New Direct, Environmentally-Friendly Transportation Link to Wholesale Businesses and the Hunts Point Food Distribution Center in the South Bronx Will Improve the City’s Supply Chain
Development of the Marine Terminal is part of the City’s FreightNYC Plan to Modernize City’s Freight and Distribution System
BRONX, NY—New York City Economic Development Corporation today released a Request for Proposals (RFP) that seeks to identify entities interested in operating a new marine terminal in the South Bronx. The new terminal would serve businesses on the Hunts Point Peninsula in the South Bronx by providing an alternative to trucking to move food and other products. The proposed project seeks to reduce truck traffic and to improve air quality, particularly in the South Bronx. The investment in a new marine terminal utilizes the region’s vast network of waterways, also designated as “American Marine Highways” by the US Department of Transportation.
The Hunts Point location would take advantage of the nearby Marine 95 (M-95), Interstate 95’s waterway equivalent. The Hunts Point site is linked by the M-95 to other ports located on the East Coast. The recently created North Atlantic Marine Highway Alliance (NAMHA), which includes port facilities from Maine to Virginia, has begun to identify the port facilities that can be best linked by barge to New York City’s growing economy.
“Activating a new marine terminal in Hunts Point is critical to diversifying our freight distribution system and keeping New York one of the most eco-conscious cities on the planet,” said NYCEDC President and CEO James Patchett. “New York became the global capital of commerce because of our waterways; by reinvesting in this vital asset and moving more freight by barge, we are creating 21st century maritime jobs and ensuring goods reach New Yorkers faster.”
“In a city rediscovering its waterways for commuters through the amazing NYC Ferry, it’s time to rediscover our waterways for commerce,” said Waterfront Alliance President and CEO Roland Lewis. “Hunts Point, the City’s food pantry, is also one the highest concentrations of truck congestion.
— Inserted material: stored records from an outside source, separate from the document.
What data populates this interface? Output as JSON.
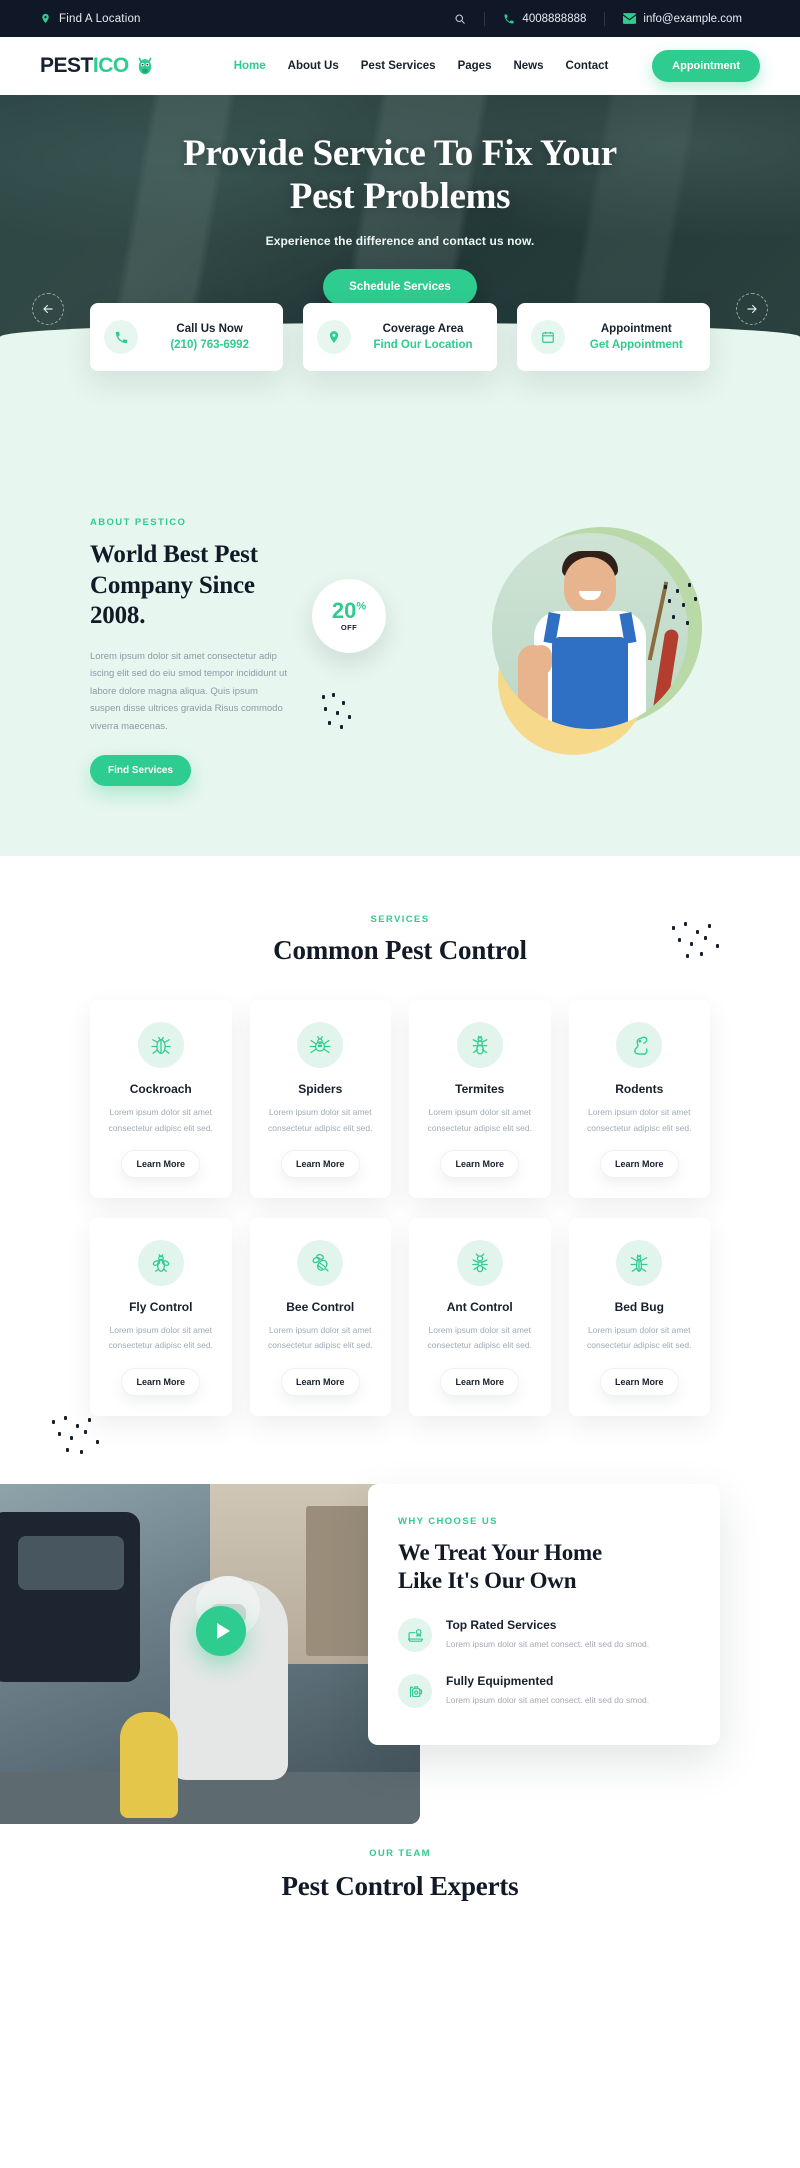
{
  "topbar": {
    "location_label": "Find A Location",
    "location_icon": "map-pin-icon",
    "search_icon": "search-icon",
    "phone_icon": "phone-icon",
    "phone": "4008888888",
    "email_icon": "envelope-icon",
    "email": "info@example.com"
  },
  "header": {
    "logo_part1": "PEST",
    "logo_part2": "ICO",
    "logo_mark": "bug-mascot-icon",
    "nav": [
      {
        "label": "Home",
        "active": true
      },
      {
        "label": "About Us",
        "active": false
      },
      {
        "label": "Pest Services",
        "active": false
      },
      {
        "label": "Pages",
        "active": false
      },
      {
        "label": "News",
        "active": false
      },
      {
        "label": "Contact",
        "active": false
      }
    ],
    "appointment_label": "Appointment"
  },
  "hero": {
    "title_line1": "Provide Service To Fix Your",
    "title_line2": "Pest Problems",
    "subtitle": "Experience the difference and contact us now.",
    "cta_label": "Schedule Services",
    "prev_icon": "arrow-left-icon",
    "next_icon": "arrow-right-icon"
  },
  "info_cards": [
    {
      "icon": "phone-icon",
      "title": "Call Us Now",
      "value": "(210) 763-6992"
    },
    {
      "icon": "map-pin-icon",
      "title": "Coverage Area",
      "value": "Find Our Location"
    },
    {
      "icon": "calendar-icon",
      "title": "Appointment",
      "value": "Get Appointment"
    }
  ],
  "about": {
    "eyebrow": "ABOUT PESTICO",
    "heading": "World Best Pest Company Since 2008.",
    "paragraph": "Lorem ipsum dolor sit amet consectetur adip iscing elit sed do eiu smod tempor incididunt ut labore dolore magna aliqua. Quis ipsum suspen disse ultrices gravida Risus commodo viverra maecenas.",
    "cta_label": "Find Services",
    "badge_number": "20",
    "badge_percent": "%",
    "badge_off": "OFF"
  },
  "services": {
    "eyebrow": "SERVICES",
    "heading": "Common Pest Control",
    "learn_more_label": "Learn More",
    "description": "Lorem ipsum dolor sit amet consectetur adipisc elit sed.",
    "items": [
      {
        "name": "Cockroach",
        "icon": "cockroach-icon"
      },
      {
        "name": "Spiders",
        "icon": "spider-icon"
      },
      {
        "name": "Termites",
        "icon": "termite-icon"
      },
      {
        "name": "Rodents",
        "icon": "rodent-icon"
      },
      {
        "name": "Fly Control",
        "icon": "fly-icon"
      },
      {
        "name": "Bee Control",
        "icon": "bee-icon"
      },
      {
        "name": "Ant Control",
        "icon": "ant-icon"
      },
      {
        "name": "Bed Bug",
        "icon": "bedbug-icon"
      }
    ]
  },
  "why": {
    "eyebrow": "WHY CHOOSE US",
    "heading_line1": "We Treat Your Home",
    "heading_line2": "Like It's Our Own",
    "play_icon": "play-icon",
    "features": [
      {
        "icon": "award-laptop-icon",
        "title": "Top Rated Services",
        "desc": "Lorem ipsum dolor sit amet consect. elit sed do smod."
      },
      {
        "icon": "equipment-icon",
        "title": "Fully Equipmented",
        "desc": "Lorem ipsum dolor sit amet consect. elit sed do smod."
      }
    ]
  },
  "team": {
    "eyebrow": "OUR TEAM",
    "heading": "Pest Control Experts"
  },
  "colors": {
    "accent": "#2ecc8f",
    "dark": "#101828",
    "mint_bg": "#e7f6ef"
  }
}
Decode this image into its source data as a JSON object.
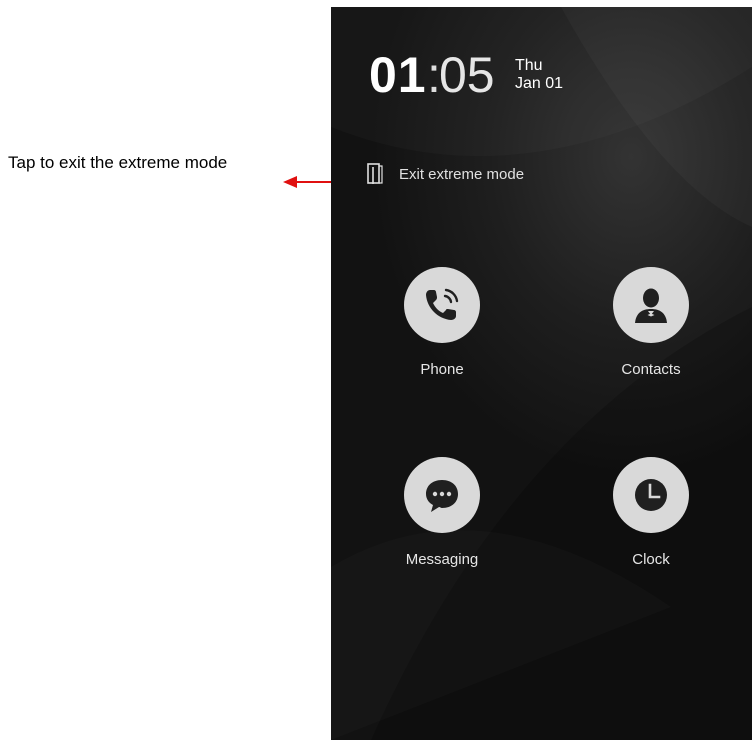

Activating maritime service to the Hunts Point Food Distribution Center will eliminate scores of trucks every day, relieving congestion, improving the health of local residents and saving wear and tear on our roads.”
“The I-95 Corridor Coalition, welcomes NYCEDC’s plan to develop barge service that moves forward the vision of the I-95 Marine Highway corridor—a network of interconnected facilities, encompassing the waterways paralleling and complementing the Interstate 95 highway and rail network on the Eastern Seaboard from Maine to Florida,” said I-95 Corridor Coalition Executive Director Patricia Hendren. “We commend the NYCEDC action to implement solutions that address growing congestion, reduce greenhouse gas emissions, conserve energy, and lower landside infrastructure maintenance costs.”
“The New York and New Jersey chapter of the Council of Supply Chain Management Professionals (CSCMP) applauds NYCEDC’s efforts to strengthen New York’s City’s freight transportation systems by increasing multimodal choices,” said Suzanne Richer, President, CSCMP NY/NJ Roundtable. “Using waterways to move freight will improve the reliability of regional freight delivery while improving air quality and increasing redundancy in the good movement network.”
“SUNY Maritime is excited to see NYCEDC following through with its FreightNYC announcement to jumpstart a barge network in New York Harbor, and beyond,” said SUNY Maritime Captain Eric Johansson. “This will strengthen the industrial maritime economy of New York, combat roadway congestion, and improve air quality. The Hunts Point peninsula businesses will benefit greatly by having a new transportation option on their doorstep.”
The RFP is part of the City’s Freight NYC action plan. Released last summer, the plan seeks to create nearly 5,000 jobs by strengthening the City’s freight distribution system, reduce New York City’s over-reliance trucking, and invest in more environmentally friendly modes of transportation like rail and maritime. Aside from reducing truck traffic, moving goods by water is significantly more energy efficient. One ton of freight can be moved over 500 miles on one gallon of fuel by water, whereas trucks can only move that some ton of freight roughly 60 miles on one gallon of fuel.
With freight volumes forecast to increase by nearly 70% by 2045, and subsequent added roadway congestion due to trucks, moving goods by water has become essential. In 2017 alone, truck congestion and delays cost New York City $862 million in lost economic activity.
New York City Economic Development Corporation creates shared prosperity across New York City’s five boroughs by strengthening neighborhoods and creating good jobs. NYCEDC works with and for communities to provide them with the resources they need to thrive, and we invest in projects that increase sustainability, support job growth, develop talent, and spark innovation to strengthen the City’s competitive advantage. To learn more about our work and initiatives, please visit us on Facebook, Twitter, or Instagram.